Many blogs out there don’t manage to reach and retain a large enough audience not because their content is good or because they lack a good content strategy, but because their blog or website simply looks unappealing. Poor blog design is the bane of many blog owners and something that you should work on more. But what if you don’t have any skills as a graphic designer?
Fortunately, Design Wizard can help you create stunning visual content in just a few minutes. You’ll have over 15,000 templates and 1.2+ million images at your disposal, plus custom color palettes, font uploader and many more nifty features to turbocharge your content.
- Google Analytics
How are your posts doing? Do you manage to convert your audience? Where are people coming from to your blog and how long do they stay? What are your strong metrics and where you can do a better job? These are all questions a freelance writer must find an answer for if they want their blog or their client’s blog to be successful. Without Google Analytics, which I’d argue is one of the first two or three plugins you should install on your WordPress site, this will be nearly impossible to find out.
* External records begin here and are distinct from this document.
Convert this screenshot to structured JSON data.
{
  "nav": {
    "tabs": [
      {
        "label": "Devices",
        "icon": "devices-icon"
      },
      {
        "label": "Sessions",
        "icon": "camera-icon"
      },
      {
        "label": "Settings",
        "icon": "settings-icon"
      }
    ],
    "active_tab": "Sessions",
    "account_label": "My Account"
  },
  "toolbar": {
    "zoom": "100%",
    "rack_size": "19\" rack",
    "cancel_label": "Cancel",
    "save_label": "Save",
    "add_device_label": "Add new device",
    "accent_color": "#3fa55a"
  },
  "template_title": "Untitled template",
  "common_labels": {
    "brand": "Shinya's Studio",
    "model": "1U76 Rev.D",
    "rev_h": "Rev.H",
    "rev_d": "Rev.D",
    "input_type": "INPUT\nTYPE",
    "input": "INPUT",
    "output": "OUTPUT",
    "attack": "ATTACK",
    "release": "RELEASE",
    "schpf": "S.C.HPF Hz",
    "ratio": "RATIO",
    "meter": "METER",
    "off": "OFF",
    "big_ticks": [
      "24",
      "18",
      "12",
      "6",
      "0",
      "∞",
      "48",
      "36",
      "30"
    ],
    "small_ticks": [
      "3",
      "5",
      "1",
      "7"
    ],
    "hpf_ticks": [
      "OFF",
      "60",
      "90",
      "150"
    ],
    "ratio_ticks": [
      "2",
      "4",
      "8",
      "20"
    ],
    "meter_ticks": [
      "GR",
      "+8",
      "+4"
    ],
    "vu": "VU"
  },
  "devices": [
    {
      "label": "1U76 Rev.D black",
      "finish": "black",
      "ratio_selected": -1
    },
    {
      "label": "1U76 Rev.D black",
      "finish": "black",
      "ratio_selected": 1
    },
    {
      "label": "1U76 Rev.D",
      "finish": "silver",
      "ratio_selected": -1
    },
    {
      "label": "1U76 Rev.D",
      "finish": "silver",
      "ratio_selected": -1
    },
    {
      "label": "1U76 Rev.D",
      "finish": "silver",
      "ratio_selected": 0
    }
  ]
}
There you have it! Over 30 tools and apps that I would wholeheartedly recommend to every freelance writer. Also, I know I missed a lot of your favorite tools, so here’s a great list of 25 writer tools recommended by 21-times New York Times bestselling author Jerry Jenkins you might also want to add to that collection. Do you have any favourites of your own to add? Let me know in the comments below.